What you should do |
Each record must be returned exactly, apart from the pictures, which stay out.

——

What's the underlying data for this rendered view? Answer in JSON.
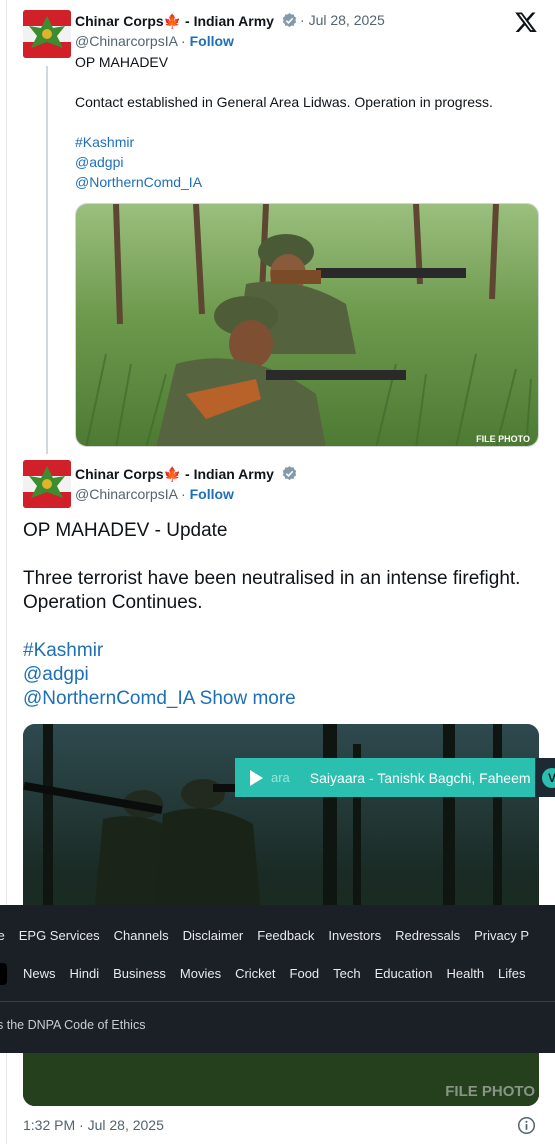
{
  "tweet1": {
    "author_name": "Chinar Corps",
    "author_suffix": " - Indian Army",
    "date": "Jul 28, 2025",
    "handle": "@ChinarcorpsIA",
    "follow": "Follow",
    "lines": [
      "OP MAHADEV",
      "",
      "Contact established in General Area Lidwas. Operation in progress.",
      ""
    ],
    "hashtag": "#Kashmir",
    "mention1": "@adgpi",
    "mention2": "@NorthernComd_IA",
    "image_label": "FILE PHOTO"
  },
  "tweet2": {
    "author_name": "Chinar Corps",
    "author_suffix": " - Indian Army",
    "handle": "@ChinarcorpsIA",
    "follow": "Follow",
    "line1": "OP MAHADEV - Update",
    "line2": "Three terrorist have been neutralised in an intense firefight. Operation Continues.",
    "hashtag": "#Kashmir",
    "mention1": "@adgpi",
    "mention2": "@NorthernComd_IA",
    "show_more": "Show more",
    "image_label": "FILE PHOTO",
    "timestamp": "1:32 PM · Jul 28, 2025"
  },
  "player": {
    "ghost": "ara",
    "title": "Saiyaara - Tanishk Bagchi, Faheem",
    "badge": "V"
  },
  "footer": {
    "row1": [
      "se",
      "EPG Services",
      "Channels",
      "Disclaimer",
      "Feedback",
      "Investors",
      "Redressals",
      "Privacy P"
    ],
    "row2": [
      "News",
      "Hindi",
      "Business",
      "Movies",
      "Cricket",
      "Food",
      "Tech",
      "Education",
      "Health",
      "Lifes"
    ],
    "ethics": "s the DNPA Code of Ethics"
  },
  "colors": {
    "link": "#1d6fb8",
    "player": "#2bbfb0",
    "footer_bg": "#1b1f26",
    "avatar_red": "#d1202a"
  }
}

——

Written answer |
What's the underlying data for this rendered view? Answer in JSON.
{
  "tweet1": {
    "author_name": "Chinar Corps",
    "author_suffix": " - Indian Army",
    "date": "Jul 28, 2025",
    "handle": "@ChinarcorpsIA",
    "follow": "Follow",
    "lines": [
      "OP MAHADEV",
      "",
      "Contact established in General Area Lidwas. Operation in progress.",
      ""
    ],
    "hashtag": "#Kashmir",
    "mention1": "@adgpi",
    "mention2": "@NorthernComd_IA",
    "image_label": "FILE PHOTO"
  },
  "tweet2": {
    "author_name": "Chinar Corps",
    "author_suffix": " - Indian Army",
    "handle": "@ChinarcorpsIA",
    "follow": "Follow",
    "line1": "OP MAHADEV - Update",
    "line2": "Three terrorist have been neutralised in an intense firefight. Operation Continues.",
    "hashtag": "#Kashmir",
    "mention1": "@adgpi",
    "mention2": "@NorthernComd_IA",
    "show_more": "Show more",
    "image_label": "FILE PHOTO",
    "timestamp": "1:32 PM · Jul 28, 2025"
  },
  "player": {
    "ghost": "ara",
    "title": "Saiyaara - Tanishk Bagchi, Faheem",
    "badge": "V"
  },
  "footer": {
    "row1": [
      "se",
      "EPG Services",
      "Channels",
      "Disclaimer",
      "Feedback",
      "Investors",
      "Redressals",
      "Privacy P"
    ],
    "row2": [
      "News",
      "Hindi",
      "Business",
      "Movies",
      "Cricket",
      "Food",
      "Tech",
      "Education",
      "Health",
      "Lifes"
    ],
    "ethics": "s the DNPA Code of Ethics"
  },
  "colors": {
    "link": "#1d6fb8",
    "player": "#2bbfb0",
    "footer_bg": "#1b1f26",
    "avatar_red": "#d1202a"
  }
}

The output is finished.